Consumers are instructed to discard their Real Water and avoid drinking or cooking with it. Consumers who still have proof of purchase can return their Real Water bottles to the place of purchase for a refund; others can contact Real Water at 1 (702) 310-5437 or email email@example.com to request a refund.
Potential Real Water Lawsuits
So far, there isn’t a nationwide Real Water class-action lawsuit following the Real Water recalls. But a class-action is surely coming—already, there’s been a class-action lawsuit filed in Nevada federal court on behalf of three California women, as well as a state lawsuit that alleges deceptive trade practices, false advertising, and negligence on behalf of five hospitalized children.
The Southern Nevada Health District is investigating the illnesses of six other people, and it’s likely that more will come forward as these lawsuits gain traction. The only question is when, not if, a class-action will be filed or certified.
Class Action Lawsuit Procedure
Class-action lawsuits often go hand-in-hand with product recalls, especially recalls of products that have been used for years before being outed as dangerous—like certain blood pressure medications, diabetes drugs, or Round-Up.
In a class-action lawsuit, one person or a group of people will sue the manufacturer on behalf of a much larger group of people, litigating these claims as a collective. Any settlement or judgment is then divided among the members of the class after legal fees and costs are paid.
A class action is a more efficient way to resolve claims involving dozens, hundreds, or thousands of potential plaintiffs; not only does the defendant have the security of knowing that they’re resolving all potential lawsuits at once, but the plaintiffs can potentially use this economy of scale to increase any settlement or judgment they ultimately receive. Handling multiple claims at once can keep legal fees down and ensure that more of every settlement goes into the plaintiffs’ pockets.
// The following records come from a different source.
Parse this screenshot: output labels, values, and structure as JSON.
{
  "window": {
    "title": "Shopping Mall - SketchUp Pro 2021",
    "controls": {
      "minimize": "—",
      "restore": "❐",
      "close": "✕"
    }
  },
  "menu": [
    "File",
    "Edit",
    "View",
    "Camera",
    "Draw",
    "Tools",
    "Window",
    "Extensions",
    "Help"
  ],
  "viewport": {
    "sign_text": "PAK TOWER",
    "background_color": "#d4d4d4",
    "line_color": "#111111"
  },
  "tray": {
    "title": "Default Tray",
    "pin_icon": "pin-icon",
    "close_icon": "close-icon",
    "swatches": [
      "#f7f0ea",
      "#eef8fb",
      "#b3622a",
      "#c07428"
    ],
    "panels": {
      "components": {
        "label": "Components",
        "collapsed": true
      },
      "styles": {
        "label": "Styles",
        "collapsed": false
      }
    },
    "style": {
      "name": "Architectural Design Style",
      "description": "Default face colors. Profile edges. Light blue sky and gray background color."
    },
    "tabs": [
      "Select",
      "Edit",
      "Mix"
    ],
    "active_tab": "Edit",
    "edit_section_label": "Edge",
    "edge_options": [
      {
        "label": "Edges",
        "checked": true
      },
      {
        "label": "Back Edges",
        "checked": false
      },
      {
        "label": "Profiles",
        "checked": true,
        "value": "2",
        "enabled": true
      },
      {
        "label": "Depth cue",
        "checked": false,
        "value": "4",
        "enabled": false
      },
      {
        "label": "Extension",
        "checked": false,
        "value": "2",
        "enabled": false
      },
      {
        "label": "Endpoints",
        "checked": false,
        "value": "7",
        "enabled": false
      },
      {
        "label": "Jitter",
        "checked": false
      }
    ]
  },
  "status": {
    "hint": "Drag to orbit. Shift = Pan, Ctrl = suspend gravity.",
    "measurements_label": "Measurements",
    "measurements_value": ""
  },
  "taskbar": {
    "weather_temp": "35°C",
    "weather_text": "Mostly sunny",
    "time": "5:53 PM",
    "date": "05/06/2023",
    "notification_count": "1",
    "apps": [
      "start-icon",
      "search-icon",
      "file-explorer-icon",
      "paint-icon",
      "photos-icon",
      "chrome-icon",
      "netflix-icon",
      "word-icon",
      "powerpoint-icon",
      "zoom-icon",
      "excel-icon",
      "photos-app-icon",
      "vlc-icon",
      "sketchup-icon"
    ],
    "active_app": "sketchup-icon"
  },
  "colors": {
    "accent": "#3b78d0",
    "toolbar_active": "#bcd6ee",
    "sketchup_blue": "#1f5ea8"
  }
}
Not every case with multiple plaintiffs is automatically a class action; the plaintiff will need to seek certification from the federal court in order for the case to proceed as a class action. To be certified as a class action, the lawsuit will need to name a distinct class of plaintiffs—often any people who have used the product during a certain time period and suffered damages (financial, physical, or both) as a result.
The lawsuit will also need to explain why a class-action lawsuit is the most efficient way to resolve the claims at issue and indicate whether all members of the potential class have been notified and provided with the opportunity to opt out.
(Opting out of a class-action lawsuit is a way to preserve your individual claims; however, you’ll need to hire your own attorney to pursue these claims, which can make it harder to get the judgment you think is warranted.) If a plaintiff doesn’t opt out of a class-action lawsuit, they’re bound by the ultimate result—they can’t get two bites at the apple if they’re dissatisfied with any settlement or judgment reached.
If you’ve purchased or consumed Real Water recently, it’s important to stay up-to-date on any Real Water recall news so that you can join a class-action lawsuit once one becomes available. And if you’re having any symptoms of hepatitis, you’ll want to pursue medical testing and treatment.
You may also want to seek out some hepatic function testing to ensure that your liver hasn’t sustained any damage from Real Water.